**** Entries supplied ****

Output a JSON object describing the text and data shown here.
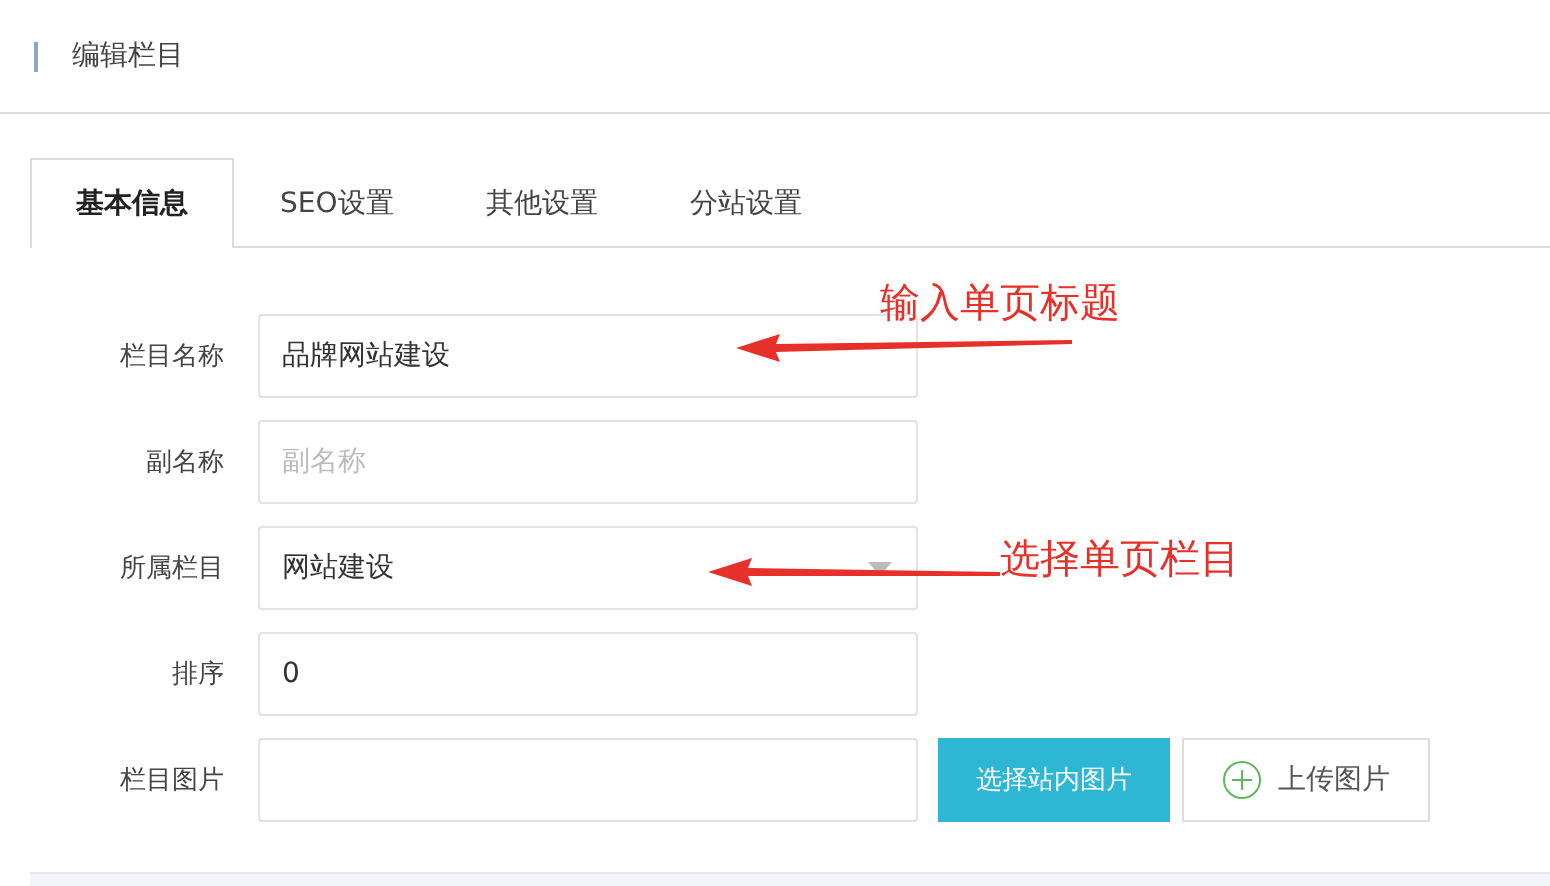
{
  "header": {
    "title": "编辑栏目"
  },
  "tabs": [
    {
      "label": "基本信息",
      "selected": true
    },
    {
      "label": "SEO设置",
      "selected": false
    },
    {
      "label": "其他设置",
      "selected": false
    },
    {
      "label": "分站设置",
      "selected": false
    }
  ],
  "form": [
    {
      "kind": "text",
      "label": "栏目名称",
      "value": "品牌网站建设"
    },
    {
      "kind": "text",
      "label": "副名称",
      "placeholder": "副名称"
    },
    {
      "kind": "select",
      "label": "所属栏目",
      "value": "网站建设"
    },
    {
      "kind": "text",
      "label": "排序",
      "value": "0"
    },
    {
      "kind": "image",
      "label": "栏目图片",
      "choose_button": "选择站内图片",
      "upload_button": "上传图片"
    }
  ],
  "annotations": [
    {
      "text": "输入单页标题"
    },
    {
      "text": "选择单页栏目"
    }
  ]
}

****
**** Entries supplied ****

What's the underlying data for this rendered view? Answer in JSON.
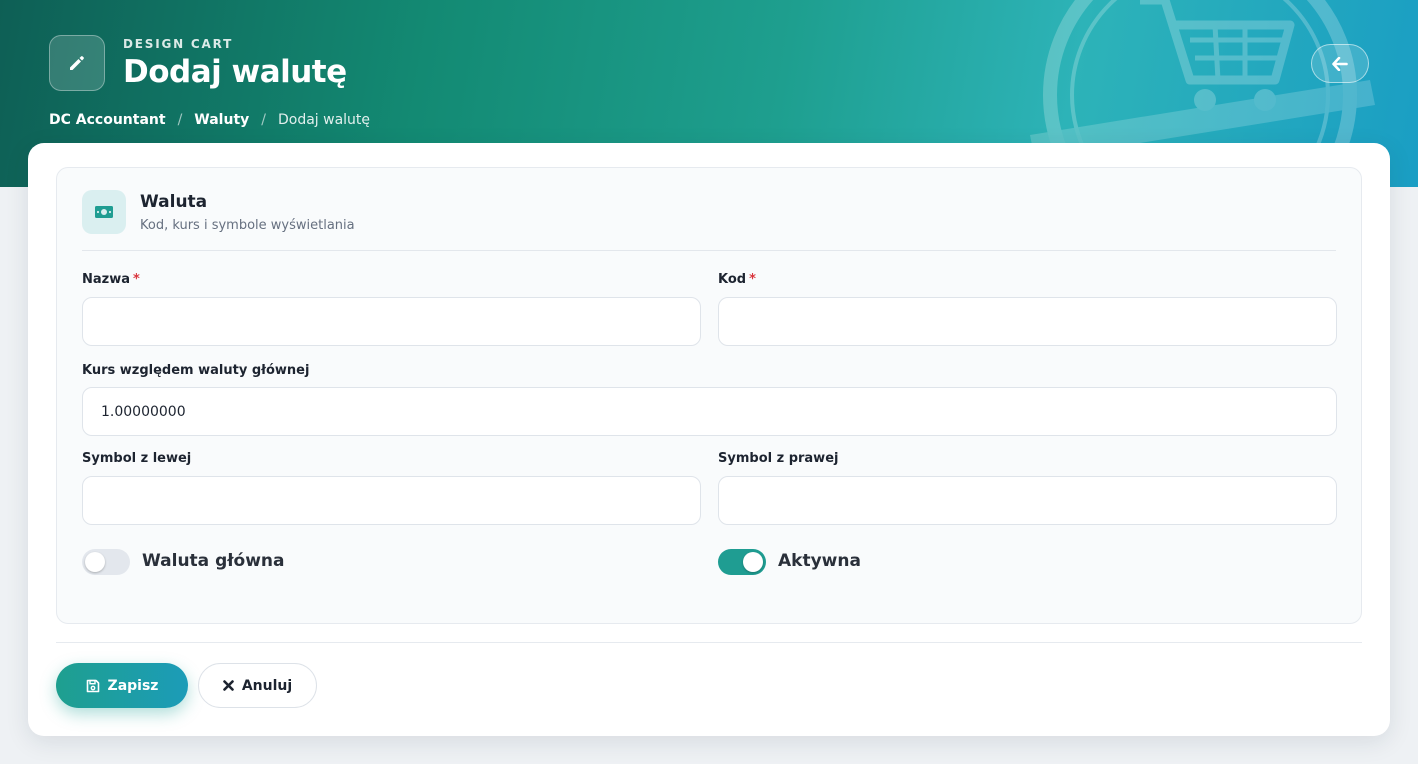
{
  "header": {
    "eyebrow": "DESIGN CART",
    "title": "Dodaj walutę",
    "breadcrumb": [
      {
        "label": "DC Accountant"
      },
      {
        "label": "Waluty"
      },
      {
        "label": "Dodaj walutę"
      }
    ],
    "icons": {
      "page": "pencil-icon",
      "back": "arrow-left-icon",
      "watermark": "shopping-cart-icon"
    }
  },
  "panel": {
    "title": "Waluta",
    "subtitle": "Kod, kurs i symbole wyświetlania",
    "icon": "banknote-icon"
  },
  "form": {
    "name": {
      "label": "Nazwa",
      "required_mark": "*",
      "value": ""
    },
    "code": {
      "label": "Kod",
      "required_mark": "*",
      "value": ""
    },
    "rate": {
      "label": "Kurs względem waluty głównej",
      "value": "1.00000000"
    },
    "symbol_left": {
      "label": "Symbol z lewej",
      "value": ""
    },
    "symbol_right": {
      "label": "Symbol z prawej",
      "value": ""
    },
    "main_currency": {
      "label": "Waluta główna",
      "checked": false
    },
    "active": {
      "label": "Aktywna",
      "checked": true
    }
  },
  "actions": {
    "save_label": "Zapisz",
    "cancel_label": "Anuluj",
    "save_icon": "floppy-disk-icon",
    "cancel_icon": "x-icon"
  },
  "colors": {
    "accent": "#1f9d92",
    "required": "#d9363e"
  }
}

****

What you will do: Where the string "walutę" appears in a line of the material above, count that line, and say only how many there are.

Reply to the task: 2